■ Activity: Your task is to give the records again exactly. Leave each picture out.

--- Records for this exercise Enclosed Below ---

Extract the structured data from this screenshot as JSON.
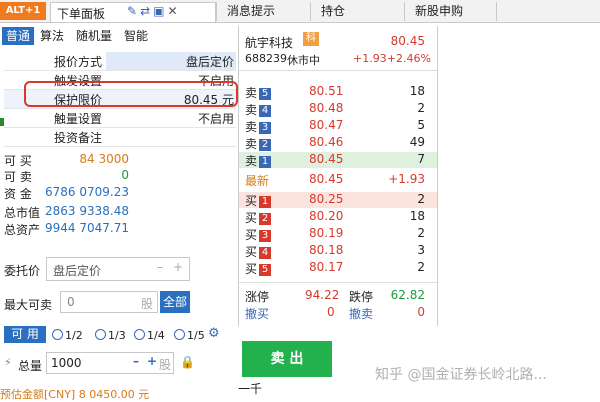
{
  "tabs": {
    "alt": "ALT+1",
    "main": "下单面板",
    "others": [
      "消息提示",
      "持仓",
      "新股申购"
    ]
  },
  "subtabs": [
    "普通",
    "算法",
    "随机量",
    "智能"
  ],
  "grid": {
    "head": {
      "label": "报价方式",
      "value": "盘后定价"
    },
    "r1": {
      "label": "触发设置",
      "value": "不启用"
    },
    "r2": {
      "label": "保护限价",
      "value": "80.45 元"
    },
    "r3": {
      "label": "触量设置",
      "value": "不启用"
    },
    "r4": {
      "label": "投资备注",
      "value": ""
    }
  },
  "account": [
    {
      "k": "可 买",
      "v": "84 3000"
    },
    {
      "k": "可 卖",
      "v": "0"
    },
    {
      "k": "资 金",
      "v": "6786 0709.23"
    },
    {
      "k": "总市值",
      "v": "2863 9338.48"
    },
    {
      "k": "总资产",
      "v": "9944 7047.71"
    }
  ],
  "order": {
    "entrust_label": "委托价",
    "entrust_value": "盘后定价",
    "maxsell_label": "最大可卖",
    "maxsell_value": "0",
    "maxsell_unit": "股",
    "all_btn": "全部",
    "avail_btn": "可 用",
    "ratios": [
      "1/2",
      "1/3",
      "1/4",
      "1/5"
    ],
    "qty_label": "总量",
    "qty_value": "1000",
    "qty_unit": "股",
    "sell_btn": "卖 出",
    "note": "一千",
    "amount": "预估金额[CNY] 8 0450.00 元"
  },
  "quote": {
    "name": "航宇科技",
    "tag": "科",
    "price": "80.45",
    "code": "688239",
    "status": "休市中",
    "chg": "+1.93",
    "pct": "+2.46%",
    "sells": [
      {
        "label": "卖",
        "n": "5",
        "px": "80.51",
        "vol": "18"
      },
      {
        "label": "卖",
        "n": "4",
        "px": "80.48",
        "vol": "2"
      },
      {
        "label": "卖",
        "n": "3",
        "px": "80.47",
        "vol": "5"
      },
      {
        "label": "卖",
        "n": "2",
        "px": "80.46",
        "vol": "49"
      },
      {
        "label": "卖",
        "n": "1",
        "px": "80.45",
        "vol": "7"
      }
    ],
    "last": {
      "label": "最新",
      "px": "80.45",
      "chg": "+1.93"
    },
    "buys": [
      {
        "label": "买",
        "n": "1",
        "px": "80.25",
        "vol": "2"
      },
      {
        "label": "买",
        "n": "2",
        "px": "80.20",
        "vol": "18"
      },
      {
        "label": "买",
        "n": "3",
        "px": "80.19",
        "vol": "2"
      },
      {
        "label": "买",
        "n": "4",
        "px": "80.18",
        "vol": "3"
      },
      {
        "label": "买",
        "n": "5",
        "px": "80.17",
        "vol": "2"
      }
    ],
    "limit_up_label": "涨停",
    "limit_up": "94.22",
    "limit_down_label": "跌停",
    "limit_down": "62.82",
    "cancel_buy_label": "撤买",
    "cancel_buy": "0",
    "cancel_sell_label": "撤卖",
    "cancel_sell": "0"
  },
  "watermark": "知乎 @国金证券长岭北路...",
  "colors": {
    "red": "#d63a2d",
    "green": "#1a9b3c",
    "blue": "#2a6fc0",
    "orange": "#d67b1a"
  }
}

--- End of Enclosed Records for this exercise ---

■ Solved exercise:
Extract the structured data from this screenshot as JSON.
{
  "tabs": {
    "alt": "ALT+1",
    "main": "下单面板",
    "others": [
      "消息提示",
      "持仓",
      "新股申购"
    ]
  },
  "subtabs": [
    "普通",
    "算法",
    "随机量",
    "智能"
  ],
  "grid": {
    "head": {
      "label": "报价方式",
      "value": "盘后定价"
    },
    "r1": {
      "label": "触发设置",
      "value": "不启用"
    },
    "r2": {
      "label": "保护限价",
      "value": "80.45 元"
    },
    "r3": {
      "label": "触量设置",
      "value": "不启用"
    },
    "r4": {
      "label": "投资备注",
      "value": ""
    }
  },
  "account": [
    {
      "k": "可 买",
      "v": "84 3000"
    },
    {
      "k": "可 卖",
      "v": "0"
    },
    {
      "k": "资 金",
      "v": "6786 0709.23"
    },
    {
      "k": "总市值",
      "v": "2863 9338.48"
    },
    {
      "k": "总资产",
      "v": "9944 7047.71"
    }
  ],
  "order": {
    "entrust_label": "委托价",
    "entrust_value": "盘后定价",
    "maxsell_label": "最大可卖",
    "maxsell_value": "0",
    "maxsell_unit": "股",
    "all_btn": "全部",
    "avail_btn": "可 用",
    "ratios": [
      "1/2",
      "1/3",
      "1/4",
      "1/5"
    ],
    "qty_label": "总量",
    "qty_value": "1000",
    "qty_unit": "股",
    "sell_btn": "卖 出",
    "note": "一千",
    "amount": "预估金额[CNY] 8 0450.00 元"
  },
  "quote": {
    "name": "航宇科技",
    "tag": "科",
    "price": "80.45",
    "code": "688239",
    "status": "休市中",
    "chg": "+1.93",
    "pct": "+2.46%",
    "sells": [
      {
        "label": "卖",
        "n": "5",
        "px": "80.51",
        "vol": "18"
      },
      {
        "label": "卖",
        "n": "4",
        "px": "80.48",
        "vol": "2"
      },
      {
        "label": "卖",
        "n": "3",
        "px": "80.47",
        "vol": "5"
      },
      {
        "label": "卖",
        "n": "2",
        "px": "80.46",
        "vol": "49"
      },
      {
        "label": "卖",
        "n": "1",
        "px": "80.45",
        "vol": "7"
      }
    ],
    "last": {
      "label": "最新",
      "px": "80.45",
      "chg": "+1.93"
    },
    "buys": [
      {
        "label": "买",
        "n": "1",
        "px": "80.25",
        "vol": "2"
      },
      {
        "label": "买",
        "n": "2",
        "px": "80.20",
        "vol": "18"
      },
      {
        "label": "买",
        "n": "3",
        "px": "80.19",
        "vol": "2"
      },
      {
        "label": "买",
        "n": "4",
        "px": "80.18",
        "vol": "3"
      },
      {
        "label": "买",
        "n": "5",
        "px": "80.17",
        "vol": "2"
      }
    ],
    "limit_up_label": "涨停",
    "limit_up": "94.22",
    "limit_down_label": "跌停",
    "limit_down": "62.82",
    "cancel_buy_label": "撤买",
    "cancel_buy": "0",
    "cancel_sell_label": "撤卖",
    "cancel_sell": "0"
  },
  "watermark": "知乎 @国金证券长岭北路...",
  "colors": {
    "red": "#d63a2d",
    "green": "#1a9b3c",
    "blue": "#2a6fc0",
    "orange": "#d67b1a"
  }
}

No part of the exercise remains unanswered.